◆ What to produce ◆
Every line in the records below that holds the word "append" is to be copied.

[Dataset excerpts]
--- START ---

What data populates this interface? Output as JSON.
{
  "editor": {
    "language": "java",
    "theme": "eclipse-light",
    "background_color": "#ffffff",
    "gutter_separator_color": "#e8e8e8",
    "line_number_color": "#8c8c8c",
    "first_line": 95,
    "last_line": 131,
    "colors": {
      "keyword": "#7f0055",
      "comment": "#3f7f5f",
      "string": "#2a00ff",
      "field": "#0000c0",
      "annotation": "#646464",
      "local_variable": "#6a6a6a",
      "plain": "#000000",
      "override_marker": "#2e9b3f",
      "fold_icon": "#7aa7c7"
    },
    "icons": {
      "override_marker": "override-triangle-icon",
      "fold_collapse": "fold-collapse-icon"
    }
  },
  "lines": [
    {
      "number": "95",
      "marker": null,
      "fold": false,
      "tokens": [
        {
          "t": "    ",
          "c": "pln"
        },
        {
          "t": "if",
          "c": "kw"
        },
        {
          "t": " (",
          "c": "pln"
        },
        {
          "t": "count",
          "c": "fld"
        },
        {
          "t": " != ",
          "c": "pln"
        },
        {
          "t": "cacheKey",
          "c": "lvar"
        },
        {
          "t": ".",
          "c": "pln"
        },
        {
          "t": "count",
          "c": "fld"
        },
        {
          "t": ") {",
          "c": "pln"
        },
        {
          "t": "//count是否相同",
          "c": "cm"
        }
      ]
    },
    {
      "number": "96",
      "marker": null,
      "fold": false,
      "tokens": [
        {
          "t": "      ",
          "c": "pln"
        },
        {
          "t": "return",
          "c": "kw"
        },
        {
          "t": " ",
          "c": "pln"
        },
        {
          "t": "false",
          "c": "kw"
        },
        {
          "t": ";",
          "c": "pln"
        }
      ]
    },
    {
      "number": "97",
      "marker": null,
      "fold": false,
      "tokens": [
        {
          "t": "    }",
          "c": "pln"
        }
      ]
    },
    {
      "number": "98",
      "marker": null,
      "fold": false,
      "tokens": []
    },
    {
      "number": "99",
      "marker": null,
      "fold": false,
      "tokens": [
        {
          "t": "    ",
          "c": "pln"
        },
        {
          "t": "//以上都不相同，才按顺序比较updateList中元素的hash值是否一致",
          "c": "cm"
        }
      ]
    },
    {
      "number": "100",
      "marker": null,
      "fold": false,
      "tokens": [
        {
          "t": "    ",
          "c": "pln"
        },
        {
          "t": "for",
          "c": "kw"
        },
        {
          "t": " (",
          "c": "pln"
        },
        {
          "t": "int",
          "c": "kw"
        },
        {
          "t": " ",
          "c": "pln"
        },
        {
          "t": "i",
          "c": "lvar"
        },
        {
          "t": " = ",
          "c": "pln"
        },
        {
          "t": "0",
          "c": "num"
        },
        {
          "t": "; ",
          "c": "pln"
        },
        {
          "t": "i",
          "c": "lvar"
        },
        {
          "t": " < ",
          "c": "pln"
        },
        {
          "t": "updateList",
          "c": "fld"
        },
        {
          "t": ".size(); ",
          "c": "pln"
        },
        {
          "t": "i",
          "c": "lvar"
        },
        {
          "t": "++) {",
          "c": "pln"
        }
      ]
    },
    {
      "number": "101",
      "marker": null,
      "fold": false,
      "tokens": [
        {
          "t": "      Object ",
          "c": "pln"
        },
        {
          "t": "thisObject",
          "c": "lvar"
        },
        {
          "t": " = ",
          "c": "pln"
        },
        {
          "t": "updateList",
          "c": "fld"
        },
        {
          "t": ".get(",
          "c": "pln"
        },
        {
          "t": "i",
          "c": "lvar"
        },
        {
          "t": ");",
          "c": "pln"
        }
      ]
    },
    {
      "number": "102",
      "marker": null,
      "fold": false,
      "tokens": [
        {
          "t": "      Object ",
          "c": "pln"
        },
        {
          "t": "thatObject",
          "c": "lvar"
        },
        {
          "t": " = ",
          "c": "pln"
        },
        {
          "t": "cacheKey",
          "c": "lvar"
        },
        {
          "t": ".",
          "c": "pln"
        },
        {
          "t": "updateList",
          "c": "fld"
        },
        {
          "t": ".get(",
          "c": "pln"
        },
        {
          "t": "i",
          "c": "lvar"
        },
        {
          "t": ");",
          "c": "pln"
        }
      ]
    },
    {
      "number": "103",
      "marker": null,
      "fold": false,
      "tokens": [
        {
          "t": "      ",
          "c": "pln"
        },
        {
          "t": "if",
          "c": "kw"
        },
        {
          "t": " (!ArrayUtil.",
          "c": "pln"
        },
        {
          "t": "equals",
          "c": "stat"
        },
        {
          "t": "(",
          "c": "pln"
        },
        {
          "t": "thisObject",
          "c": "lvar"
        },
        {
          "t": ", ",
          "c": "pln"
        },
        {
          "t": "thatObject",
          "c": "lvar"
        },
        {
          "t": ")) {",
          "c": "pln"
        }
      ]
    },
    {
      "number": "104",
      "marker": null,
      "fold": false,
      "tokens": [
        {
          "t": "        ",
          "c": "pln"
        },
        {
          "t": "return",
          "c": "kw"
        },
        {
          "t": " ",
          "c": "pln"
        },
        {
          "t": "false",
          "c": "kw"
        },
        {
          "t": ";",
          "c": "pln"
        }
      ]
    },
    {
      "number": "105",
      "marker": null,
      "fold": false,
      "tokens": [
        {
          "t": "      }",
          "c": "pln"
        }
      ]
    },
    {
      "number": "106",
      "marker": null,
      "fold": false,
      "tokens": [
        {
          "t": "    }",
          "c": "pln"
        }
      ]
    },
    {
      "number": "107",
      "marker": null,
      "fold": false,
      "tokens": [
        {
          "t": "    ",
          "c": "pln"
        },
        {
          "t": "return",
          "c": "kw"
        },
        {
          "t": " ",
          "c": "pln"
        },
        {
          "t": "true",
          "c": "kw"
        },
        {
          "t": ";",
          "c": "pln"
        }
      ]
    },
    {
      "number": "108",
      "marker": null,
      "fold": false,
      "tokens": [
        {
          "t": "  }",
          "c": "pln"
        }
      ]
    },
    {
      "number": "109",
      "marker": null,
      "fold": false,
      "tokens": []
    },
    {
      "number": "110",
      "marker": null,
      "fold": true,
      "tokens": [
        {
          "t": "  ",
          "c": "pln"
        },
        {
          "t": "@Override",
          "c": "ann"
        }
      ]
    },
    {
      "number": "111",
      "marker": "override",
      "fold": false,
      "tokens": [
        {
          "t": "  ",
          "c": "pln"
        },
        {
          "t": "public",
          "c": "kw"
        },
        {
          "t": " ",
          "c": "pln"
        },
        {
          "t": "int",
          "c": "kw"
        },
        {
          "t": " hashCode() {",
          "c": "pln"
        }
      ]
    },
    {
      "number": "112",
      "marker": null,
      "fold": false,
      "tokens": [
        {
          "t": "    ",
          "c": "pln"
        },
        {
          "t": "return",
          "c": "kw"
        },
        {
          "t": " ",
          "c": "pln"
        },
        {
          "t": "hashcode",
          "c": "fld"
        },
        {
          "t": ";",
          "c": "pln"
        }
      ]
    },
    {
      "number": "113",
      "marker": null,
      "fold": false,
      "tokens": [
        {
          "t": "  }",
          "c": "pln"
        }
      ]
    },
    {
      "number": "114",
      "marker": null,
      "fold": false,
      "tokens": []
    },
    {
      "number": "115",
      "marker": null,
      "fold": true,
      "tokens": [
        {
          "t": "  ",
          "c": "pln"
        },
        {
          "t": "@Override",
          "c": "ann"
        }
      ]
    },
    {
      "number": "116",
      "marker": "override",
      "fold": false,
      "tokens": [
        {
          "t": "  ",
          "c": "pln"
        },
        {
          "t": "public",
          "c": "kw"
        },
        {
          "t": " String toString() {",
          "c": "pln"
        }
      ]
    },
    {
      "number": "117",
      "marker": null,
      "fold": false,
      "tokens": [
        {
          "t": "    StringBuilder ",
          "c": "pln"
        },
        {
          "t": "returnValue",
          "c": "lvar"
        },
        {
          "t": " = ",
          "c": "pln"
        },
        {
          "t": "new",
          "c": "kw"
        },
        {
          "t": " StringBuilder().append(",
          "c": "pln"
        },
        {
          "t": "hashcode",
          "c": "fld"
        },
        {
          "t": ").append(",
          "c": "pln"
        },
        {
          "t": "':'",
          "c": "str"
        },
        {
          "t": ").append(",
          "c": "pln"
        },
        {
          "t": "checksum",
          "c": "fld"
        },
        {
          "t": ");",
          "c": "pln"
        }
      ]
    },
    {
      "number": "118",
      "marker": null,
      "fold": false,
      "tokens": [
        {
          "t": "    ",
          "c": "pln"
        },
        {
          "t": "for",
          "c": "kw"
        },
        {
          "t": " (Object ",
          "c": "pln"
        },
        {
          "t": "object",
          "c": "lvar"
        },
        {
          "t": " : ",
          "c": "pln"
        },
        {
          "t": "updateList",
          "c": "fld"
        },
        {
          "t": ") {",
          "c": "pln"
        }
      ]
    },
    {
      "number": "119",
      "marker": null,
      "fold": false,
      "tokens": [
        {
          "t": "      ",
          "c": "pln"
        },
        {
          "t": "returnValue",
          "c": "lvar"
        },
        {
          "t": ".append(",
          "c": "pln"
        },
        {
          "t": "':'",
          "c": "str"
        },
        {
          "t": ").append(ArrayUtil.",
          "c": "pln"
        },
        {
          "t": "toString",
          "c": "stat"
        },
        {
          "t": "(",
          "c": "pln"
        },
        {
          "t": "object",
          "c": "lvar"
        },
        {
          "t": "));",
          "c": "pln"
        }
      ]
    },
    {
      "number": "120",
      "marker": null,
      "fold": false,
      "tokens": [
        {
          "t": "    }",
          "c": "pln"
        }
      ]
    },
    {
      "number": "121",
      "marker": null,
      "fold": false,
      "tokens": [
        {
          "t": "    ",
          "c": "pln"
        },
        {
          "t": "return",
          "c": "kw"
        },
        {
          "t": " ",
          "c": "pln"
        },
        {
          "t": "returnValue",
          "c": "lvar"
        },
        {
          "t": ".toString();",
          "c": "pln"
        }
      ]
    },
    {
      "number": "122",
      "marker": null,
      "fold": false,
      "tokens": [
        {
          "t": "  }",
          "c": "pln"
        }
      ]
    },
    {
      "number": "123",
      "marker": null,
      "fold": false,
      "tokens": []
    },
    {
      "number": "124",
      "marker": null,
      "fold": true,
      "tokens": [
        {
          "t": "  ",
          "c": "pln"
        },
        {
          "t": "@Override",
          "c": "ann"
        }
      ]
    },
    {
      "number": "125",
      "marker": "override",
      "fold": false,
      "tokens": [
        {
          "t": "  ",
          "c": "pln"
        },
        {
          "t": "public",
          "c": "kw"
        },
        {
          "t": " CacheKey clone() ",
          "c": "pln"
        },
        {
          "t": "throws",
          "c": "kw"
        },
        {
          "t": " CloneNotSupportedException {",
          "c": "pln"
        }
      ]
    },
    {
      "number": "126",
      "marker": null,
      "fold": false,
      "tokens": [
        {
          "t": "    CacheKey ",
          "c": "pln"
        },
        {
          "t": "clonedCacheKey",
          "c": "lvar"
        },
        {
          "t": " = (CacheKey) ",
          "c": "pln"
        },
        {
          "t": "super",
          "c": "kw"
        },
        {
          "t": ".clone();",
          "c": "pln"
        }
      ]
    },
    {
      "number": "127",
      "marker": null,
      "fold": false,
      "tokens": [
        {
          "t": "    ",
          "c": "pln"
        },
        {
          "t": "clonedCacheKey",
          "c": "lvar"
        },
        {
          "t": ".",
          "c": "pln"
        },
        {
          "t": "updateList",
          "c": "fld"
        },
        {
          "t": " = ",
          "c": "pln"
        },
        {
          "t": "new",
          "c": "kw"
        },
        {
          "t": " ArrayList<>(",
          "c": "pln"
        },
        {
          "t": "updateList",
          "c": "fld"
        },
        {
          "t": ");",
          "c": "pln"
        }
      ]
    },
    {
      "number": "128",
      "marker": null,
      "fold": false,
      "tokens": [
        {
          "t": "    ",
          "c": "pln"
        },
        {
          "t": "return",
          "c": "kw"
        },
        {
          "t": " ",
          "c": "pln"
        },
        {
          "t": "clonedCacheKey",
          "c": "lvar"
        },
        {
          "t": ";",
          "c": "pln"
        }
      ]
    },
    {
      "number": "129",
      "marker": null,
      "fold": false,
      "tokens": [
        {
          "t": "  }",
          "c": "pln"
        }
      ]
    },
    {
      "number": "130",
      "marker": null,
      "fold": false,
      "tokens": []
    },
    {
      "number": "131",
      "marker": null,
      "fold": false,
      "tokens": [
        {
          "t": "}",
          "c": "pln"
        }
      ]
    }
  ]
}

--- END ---

◆ Result for this task ◆
          "t": " StringBuilder().append(",
          "t": ").append(",
          "t": ").append(",
          "t": ".append(",
          "t": ").append(ArrayUtil.",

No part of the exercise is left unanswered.